**Goal of the exercise:**
Copy each line below that includes "icon".
─── Extracted data ───
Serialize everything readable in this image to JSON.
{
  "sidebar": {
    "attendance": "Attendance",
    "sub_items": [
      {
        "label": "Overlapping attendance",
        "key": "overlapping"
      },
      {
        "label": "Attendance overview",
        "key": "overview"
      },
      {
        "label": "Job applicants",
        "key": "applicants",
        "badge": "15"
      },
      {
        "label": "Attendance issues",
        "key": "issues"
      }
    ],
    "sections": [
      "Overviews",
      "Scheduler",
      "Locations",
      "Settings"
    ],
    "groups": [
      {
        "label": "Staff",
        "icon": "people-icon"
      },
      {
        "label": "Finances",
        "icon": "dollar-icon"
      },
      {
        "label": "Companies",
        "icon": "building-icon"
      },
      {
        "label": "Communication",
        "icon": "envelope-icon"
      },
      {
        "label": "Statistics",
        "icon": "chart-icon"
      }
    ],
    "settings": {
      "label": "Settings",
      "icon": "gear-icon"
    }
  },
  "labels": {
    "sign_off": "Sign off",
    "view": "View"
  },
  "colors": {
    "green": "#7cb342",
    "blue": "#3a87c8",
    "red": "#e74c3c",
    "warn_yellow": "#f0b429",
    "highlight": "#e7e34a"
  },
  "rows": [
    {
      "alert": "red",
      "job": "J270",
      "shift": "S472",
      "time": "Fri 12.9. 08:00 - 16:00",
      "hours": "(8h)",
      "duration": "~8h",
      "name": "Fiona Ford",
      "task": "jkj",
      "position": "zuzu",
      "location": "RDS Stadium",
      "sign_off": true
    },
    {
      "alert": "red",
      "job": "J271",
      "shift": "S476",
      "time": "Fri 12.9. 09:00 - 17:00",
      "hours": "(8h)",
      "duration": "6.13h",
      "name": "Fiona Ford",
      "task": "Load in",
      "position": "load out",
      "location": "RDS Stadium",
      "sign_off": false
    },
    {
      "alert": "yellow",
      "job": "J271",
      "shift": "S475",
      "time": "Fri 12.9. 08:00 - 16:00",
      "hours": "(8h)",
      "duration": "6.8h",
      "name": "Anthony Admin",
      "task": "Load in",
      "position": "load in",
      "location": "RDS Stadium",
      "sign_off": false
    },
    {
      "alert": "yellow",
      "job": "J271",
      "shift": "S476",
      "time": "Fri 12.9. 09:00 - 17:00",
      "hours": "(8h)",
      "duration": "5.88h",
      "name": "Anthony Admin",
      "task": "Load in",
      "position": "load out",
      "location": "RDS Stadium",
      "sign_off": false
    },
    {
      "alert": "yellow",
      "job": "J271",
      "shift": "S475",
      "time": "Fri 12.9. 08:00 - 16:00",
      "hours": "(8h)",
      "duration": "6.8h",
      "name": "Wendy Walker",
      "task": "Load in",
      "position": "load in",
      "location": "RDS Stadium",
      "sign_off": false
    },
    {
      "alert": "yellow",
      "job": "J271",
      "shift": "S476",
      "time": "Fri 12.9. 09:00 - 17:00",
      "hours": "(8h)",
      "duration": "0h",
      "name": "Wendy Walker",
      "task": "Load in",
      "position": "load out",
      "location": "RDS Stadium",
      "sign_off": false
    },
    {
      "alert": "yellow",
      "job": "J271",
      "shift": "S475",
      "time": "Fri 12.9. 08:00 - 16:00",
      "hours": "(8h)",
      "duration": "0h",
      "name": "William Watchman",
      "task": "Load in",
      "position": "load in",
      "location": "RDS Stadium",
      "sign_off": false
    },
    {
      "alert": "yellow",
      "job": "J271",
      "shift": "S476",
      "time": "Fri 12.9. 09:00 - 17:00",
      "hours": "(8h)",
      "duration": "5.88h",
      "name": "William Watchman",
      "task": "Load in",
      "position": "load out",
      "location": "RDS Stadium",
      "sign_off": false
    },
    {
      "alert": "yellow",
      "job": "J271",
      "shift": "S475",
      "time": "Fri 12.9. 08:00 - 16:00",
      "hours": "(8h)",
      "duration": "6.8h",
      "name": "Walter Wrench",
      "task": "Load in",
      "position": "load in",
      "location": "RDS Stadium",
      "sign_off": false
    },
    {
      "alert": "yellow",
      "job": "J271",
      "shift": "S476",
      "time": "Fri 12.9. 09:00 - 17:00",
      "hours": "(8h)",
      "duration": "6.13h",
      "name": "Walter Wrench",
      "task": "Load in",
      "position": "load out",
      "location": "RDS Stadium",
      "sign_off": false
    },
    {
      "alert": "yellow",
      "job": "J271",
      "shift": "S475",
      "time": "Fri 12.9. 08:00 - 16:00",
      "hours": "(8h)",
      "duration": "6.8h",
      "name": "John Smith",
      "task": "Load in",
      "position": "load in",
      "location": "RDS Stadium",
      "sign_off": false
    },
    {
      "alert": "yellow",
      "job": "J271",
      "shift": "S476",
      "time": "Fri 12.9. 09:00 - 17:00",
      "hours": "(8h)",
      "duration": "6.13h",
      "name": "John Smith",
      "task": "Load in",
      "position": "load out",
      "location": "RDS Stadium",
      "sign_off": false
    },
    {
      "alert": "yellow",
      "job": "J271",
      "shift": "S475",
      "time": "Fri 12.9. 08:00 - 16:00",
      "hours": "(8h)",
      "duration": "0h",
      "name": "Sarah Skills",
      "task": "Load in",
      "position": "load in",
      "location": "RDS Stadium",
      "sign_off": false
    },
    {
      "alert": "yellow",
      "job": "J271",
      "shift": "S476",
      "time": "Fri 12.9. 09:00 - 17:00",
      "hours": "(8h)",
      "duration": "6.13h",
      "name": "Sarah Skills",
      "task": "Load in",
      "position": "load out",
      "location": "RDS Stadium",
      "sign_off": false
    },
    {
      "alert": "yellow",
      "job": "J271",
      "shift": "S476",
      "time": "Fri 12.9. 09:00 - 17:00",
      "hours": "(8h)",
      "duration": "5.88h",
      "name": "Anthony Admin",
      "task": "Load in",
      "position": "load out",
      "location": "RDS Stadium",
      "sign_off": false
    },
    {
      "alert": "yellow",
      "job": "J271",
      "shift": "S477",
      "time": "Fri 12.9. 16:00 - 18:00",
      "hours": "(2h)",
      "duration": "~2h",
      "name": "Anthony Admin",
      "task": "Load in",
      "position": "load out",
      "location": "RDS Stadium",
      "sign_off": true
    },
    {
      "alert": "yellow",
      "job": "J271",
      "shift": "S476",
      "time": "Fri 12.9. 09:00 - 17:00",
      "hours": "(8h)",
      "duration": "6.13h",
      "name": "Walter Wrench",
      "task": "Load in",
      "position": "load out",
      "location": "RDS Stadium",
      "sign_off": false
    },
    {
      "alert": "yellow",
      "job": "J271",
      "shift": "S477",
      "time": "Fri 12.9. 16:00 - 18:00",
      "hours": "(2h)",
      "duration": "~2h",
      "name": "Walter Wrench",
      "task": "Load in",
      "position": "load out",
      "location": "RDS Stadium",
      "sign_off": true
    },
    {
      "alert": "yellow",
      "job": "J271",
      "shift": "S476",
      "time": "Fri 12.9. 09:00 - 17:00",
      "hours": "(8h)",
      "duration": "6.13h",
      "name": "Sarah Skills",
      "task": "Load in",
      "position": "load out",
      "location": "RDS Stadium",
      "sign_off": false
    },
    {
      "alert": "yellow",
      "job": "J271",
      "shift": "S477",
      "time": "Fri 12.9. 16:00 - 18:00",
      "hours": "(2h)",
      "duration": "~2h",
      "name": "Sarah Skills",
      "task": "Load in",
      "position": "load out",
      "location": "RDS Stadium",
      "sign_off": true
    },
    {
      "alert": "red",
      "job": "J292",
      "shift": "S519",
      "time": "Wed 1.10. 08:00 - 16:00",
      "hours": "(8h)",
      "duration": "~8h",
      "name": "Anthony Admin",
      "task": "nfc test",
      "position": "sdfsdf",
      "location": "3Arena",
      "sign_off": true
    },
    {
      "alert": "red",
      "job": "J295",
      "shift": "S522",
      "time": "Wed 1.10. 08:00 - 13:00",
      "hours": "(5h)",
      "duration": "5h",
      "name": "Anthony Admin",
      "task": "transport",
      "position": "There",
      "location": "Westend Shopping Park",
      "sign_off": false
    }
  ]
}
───
**Result:**
        "icon": "people-icon"
        "icon": "dollar-icon"
        "icon": "building-icon"
        "icon": "envelope-icon"
        "icon": "chart-icon"
      "icon": "gear-icon"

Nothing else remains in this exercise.